(Data items)
*** Begin section ***
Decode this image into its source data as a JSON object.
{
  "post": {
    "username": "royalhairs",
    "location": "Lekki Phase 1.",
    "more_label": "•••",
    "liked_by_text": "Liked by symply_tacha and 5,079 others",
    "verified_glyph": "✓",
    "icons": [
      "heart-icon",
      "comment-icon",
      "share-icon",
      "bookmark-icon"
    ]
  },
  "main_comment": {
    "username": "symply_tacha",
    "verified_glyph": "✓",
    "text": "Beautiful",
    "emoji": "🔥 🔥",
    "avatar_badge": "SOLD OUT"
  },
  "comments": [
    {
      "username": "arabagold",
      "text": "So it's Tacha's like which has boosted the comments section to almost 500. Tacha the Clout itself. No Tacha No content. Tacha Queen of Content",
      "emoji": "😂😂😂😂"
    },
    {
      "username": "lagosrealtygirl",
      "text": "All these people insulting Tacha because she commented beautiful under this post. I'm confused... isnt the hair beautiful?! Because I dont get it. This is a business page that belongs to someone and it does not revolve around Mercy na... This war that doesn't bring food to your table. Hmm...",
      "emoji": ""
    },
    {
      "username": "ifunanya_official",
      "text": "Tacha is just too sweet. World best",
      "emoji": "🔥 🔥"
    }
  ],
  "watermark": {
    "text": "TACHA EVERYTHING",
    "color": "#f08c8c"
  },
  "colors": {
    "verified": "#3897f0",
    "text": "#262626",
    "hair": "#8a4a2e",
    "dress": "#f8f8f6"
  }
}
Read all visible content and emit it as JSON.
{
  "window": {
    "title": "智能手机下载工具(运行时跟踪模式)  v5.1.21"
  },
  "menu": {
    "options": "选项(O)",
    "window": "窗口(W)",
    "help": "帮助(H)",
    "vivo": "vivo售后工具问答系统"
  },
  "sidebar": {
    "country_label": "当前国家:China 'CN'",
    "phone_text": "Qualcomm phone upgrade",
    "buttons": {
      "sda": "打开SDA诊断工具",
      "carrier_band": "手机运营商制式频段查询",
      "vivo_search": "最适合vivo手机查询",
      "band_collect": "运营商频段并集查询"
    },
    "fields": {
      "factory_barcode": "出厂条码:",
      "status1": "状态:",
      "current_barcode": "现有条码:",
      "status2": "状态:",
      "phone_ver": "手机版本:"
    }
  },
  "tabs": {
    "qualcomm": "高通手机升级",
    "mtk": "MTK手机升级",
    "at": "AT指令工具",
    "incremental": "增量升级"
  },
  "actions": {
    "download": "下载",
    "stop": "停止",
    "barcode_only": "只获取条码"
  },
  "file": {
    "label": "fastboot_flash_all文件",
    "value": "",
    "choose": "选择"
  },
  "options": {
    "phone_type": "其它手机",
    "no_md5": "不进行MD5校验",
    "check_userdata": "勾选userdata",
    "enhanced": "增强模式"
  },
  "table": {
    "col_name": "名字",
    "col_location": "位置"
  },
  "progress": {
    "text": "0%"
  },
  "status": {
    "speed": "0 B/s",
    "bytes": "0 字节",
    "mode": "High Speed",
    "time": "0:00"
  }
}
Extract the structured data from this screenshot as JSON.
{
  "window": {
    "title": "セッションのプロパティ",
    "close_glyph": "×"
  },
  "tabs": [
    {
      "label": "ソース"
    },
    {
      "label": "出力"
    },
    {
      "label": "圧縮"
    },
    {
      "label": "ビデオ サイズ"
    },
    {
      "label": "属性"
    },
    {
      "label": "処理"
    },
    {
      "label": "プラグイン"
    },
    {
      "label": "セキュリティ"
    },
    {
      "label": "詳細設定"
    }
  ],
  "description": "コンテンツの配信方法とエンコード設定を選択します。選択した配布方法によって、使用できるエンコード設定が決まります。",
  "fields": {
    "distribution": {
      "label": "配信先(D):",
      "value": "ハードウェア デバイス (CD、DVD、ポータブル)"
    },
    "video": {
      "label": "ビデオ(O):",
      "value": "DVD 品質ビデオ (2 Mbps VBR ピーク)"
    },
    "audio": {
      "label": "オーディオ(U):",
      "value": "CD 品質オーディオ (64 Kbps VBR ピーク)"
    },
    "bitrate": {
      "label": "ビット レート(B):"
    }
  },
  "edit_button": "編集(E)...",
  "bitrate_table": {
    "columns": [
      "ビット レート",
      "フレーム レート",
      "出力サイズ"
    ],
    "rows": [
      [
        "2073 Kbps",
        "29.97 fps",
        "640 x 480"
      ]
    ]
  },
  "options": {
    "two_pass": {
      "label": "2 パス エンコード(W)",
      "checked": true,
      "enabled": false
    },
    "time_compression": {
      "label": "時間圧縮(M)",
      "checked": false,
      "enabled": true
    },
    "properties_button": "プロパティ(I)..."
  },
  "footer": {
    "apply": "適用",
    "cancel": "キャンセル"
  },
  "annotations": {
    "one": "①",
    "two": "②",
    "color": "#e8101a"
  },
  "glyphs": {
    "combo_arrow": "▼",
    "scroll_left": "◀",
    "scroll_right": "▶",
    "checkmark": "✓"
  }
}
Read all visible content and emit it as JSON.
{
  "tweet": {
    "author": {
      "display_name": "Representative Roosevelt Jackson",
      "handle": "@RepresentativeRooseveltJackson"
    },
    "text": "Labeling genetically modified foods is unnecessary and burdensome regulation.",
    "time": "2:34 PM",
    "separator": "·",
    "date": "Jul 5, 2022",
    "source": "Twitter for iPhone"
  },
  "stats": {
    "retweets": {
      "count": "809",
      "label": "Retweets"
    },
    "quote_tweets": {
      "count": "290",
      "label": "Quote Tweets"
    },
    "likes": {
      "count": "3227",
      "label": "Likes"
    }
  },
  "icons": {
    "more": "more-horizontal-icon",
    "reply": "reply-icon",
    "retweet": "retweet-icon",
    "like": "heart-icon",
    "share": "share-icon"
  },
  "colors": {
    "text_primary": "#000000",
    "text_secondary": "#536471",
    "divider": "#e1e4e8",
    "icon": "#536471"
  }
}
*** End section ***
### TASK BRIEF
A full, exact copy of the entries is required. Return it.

### RESPONSE AREA
Decode this image into its source data as a JSON object.
{
  "post": {
    "username": "royalhairs",
    "location": "Lekki Phase 1.",
    "more_label": "•••",
    "liked_by_text": "Liked by symply_tacha and 5,079 others",
    "verified_glyph": "✓",
    "icons": [
      "heart-icon",
      "comment-icon",
      "share-icon",
      "bookmark-icon"
    ]
  },
  "main_comment": {
    "username": "symply_tacha",
    "verified_glyph": "✓",
    "text": "Beautiful",
    "emoji": "🔥 🔥",
    "avatar_badge": "SOLD OUT"
  },
  "comments": [
    {
      "username": "arabagold",
      "text": "So it's Tacha's like which has boosted the comments section to almost 500. Tacha the Clout itself. No Tacha No content. Tacha Queen of Content",
      "emoji": "😂😂😂😂"
    },
    {
      "username": "lagosrealtygirl",
      "text": "All these people insulting Tacha because she commented beautiful under this post. I'm confused... isnt the hair beautiful?! Because I dont get it. This is a business page that belongs to someone and it does not revolve around Mercy na... This war that doesn't bring food to your table. Hmm...",
      "emoji": ""
    },
    {
      "username": "ifunanya_official",
      "text": "Tacha is just too sweet. World best",
      "emoji": "🔥 🔥"
    }
  ],
  "watermark": {
    "text": "TACHA EVERYTHING",
    "color": "#f08c8c"
  },
  "colors": {
    "verified": "#3897f0",
    "text": "#262626",
    "hair": "#8a4a2e",
    "dress": "#f8f8f6"
  }
}
Read all visible content and emit it as JSON.
{
  "window": {
    "title": "智能手机下载工具(运行时跟踪模式)  v5.1.21"
  },
  "menu": {
    "options": "选项(O)",
    "window": "窗口(W)",
    "help": "帮助(H)",
    "vivo": "vivo售后工具问答系统"
  },
  "sidebar": {
    "country_label": "当前国家:China 'CN'",
    "phone_text": "Qualcomm phone upgrade",
    "buttons": {
      "sda": "打开SDA诊断工具",
      "carrier_band": "手机运营商制式频段查询",
      "vivo_search": "最适合vivo手机查询",
      "band_collect": "运营商频段并集查询"
    },
    "fields": {
      "factory_barcode": "出厂条码:",
      "status1": "状态:",
      "current_barcode": "现有条码:",
      "status2": "状态:",
      "phone_ver": "手机版本:"
    }
  },
  "tabs": {
    "qualcomm": "高通手机升级",
    "mtk": "MTK手机升级",
    "at": "AT指令工具",
    "incremental": "增量升级"
  },
  "actions": {
    "download": "下载",
    "stop": "停止",
    "barcode_only": "只获取条码"
  },
  "file": {
    "label": "fastboot_flash_all文件",
    "value": "",
    "choose": "选择"
  },
  "options": {
    "phone_type": "其它手机",
    "no_md5": "不进行MD5校验",
    "check_userdata": "勾选userdata",
    "enhanced": "增强模式"
  },
  "table": {
    "col_name": "名字",
    "col_location": "位置"
  },
  "progress": {
    "text": "0%"
  },
  "status": {
    "speed": "0 B/s",
    "bytes": "0 字节",
    "mode": "High Speed",
    "time": "0:00"
  }
}
Extract the structured data from this screenshot as JSON.
{
  "window": {
    "title": "セッションのプロパティ",
    "close_glyph": "×"
  },
  "tabs": [
    {
      "label": "ソース"
    },
    {
      "label": "出力"
    },
    {
      "label": "圧縮"
    },
    {
      "label": "ビデオ サイズ"
    },
    {
      "label": "属性"
    },
    {
      "label": "処理"
    },
    {
      "label": "プラグイン"
    },
    {
      "label": "セキュリティ"
    },
    {
      "label": "詳細設定"
    }
  ],
  "description": "コンテンツの配信方法とエンコード設定を選択します。選択した配布方法によって、使用できるエンコード設定が決まります。",
  "fields": {
    "distribution": {
      "label": "配信先(D):",
      "value": "ハードウェア デバイス (CD、DVD、ポータブル)"
    },
    "video": {
      "label": "ビデオ(O):",
      "value": "DVD 品質ビデオ (2 Mbps VBR ピーク)"
    },
    "audio": {
      "label": "オーディオ(U):",
      "value": "CD 品質オーディオ (64 Kbps VBR ピーク)"
    },
    "bitrate": {
      "label": "ビット レート(B):"
    }
  },
  "edit_button": "編集(E)...",
  "bitrate_table": {
    "columns": [
      "ビット レート",
      "フレーム レート",
      "出力サイズ"
    ],
    "rows": [
      [
        "2073 Kbps",
        "29.97 fps",
        "640 x 480"
      ]
    ]
  },
  "options": {
    "two_pass": {
      "label": "2 パス エンコード(W)",
      "checked": true,
      "enabled": false
    },
    "time_compression": {
      "label": "時間圧縮(M)",
      "checked": false,
      "enabled": true
    },
    "properties_button": "プロパティ(I)..."
  },
  "footer": {
    "apply": "適用",
    "cancel": "キャンセル"
  },
  "annotations": {
    "one": "①",
    "two": "②",
    "color": "#e8101a"
  },
  "glyphs": {
    "combo_arrow": "▼",
    "scroll_left": "◀",
    "scroll_right": "▶",
    "checkmark": "✓"
  }
}
Read all visible content and emit it as JSON.
{
  "tweet": {
    "author": {
      "display_name": "Representative Roosevelt Jackson",
      "handle": "@RepresentativeRooseveltJackson"
    },
    "text": "Labeling genetically modified foods is unnecessary and burdensome regulation.",
    "time": "2:34 PM",
    "separator": "·",
    "date": "Jul 5, 2022",
    "source": "Twitter for iPhone"
  },
  "stats": {
    "retweets": {
      "count": "809",
      "label": "Retweets"
    },
    "quote_tweets": {
      "count": "290",
      "label": "Quote Tweets"
    },
    "likes": {
      "count": "3227",
      "label": "Likes"
    }
  },
  "icons": {
    "more": "more-horizontal-icon",
    "reply": "reply-icon",
    "retweet": "retweet-icon",
    "like": "heart-icon",
    "share": "share-icon"
  },
  "colors": {
    "text_primary": "#000000",
    "text_secondary": "#536471",
    "divider": "#e1e4e8",
    "icon": "#536471"
  }
}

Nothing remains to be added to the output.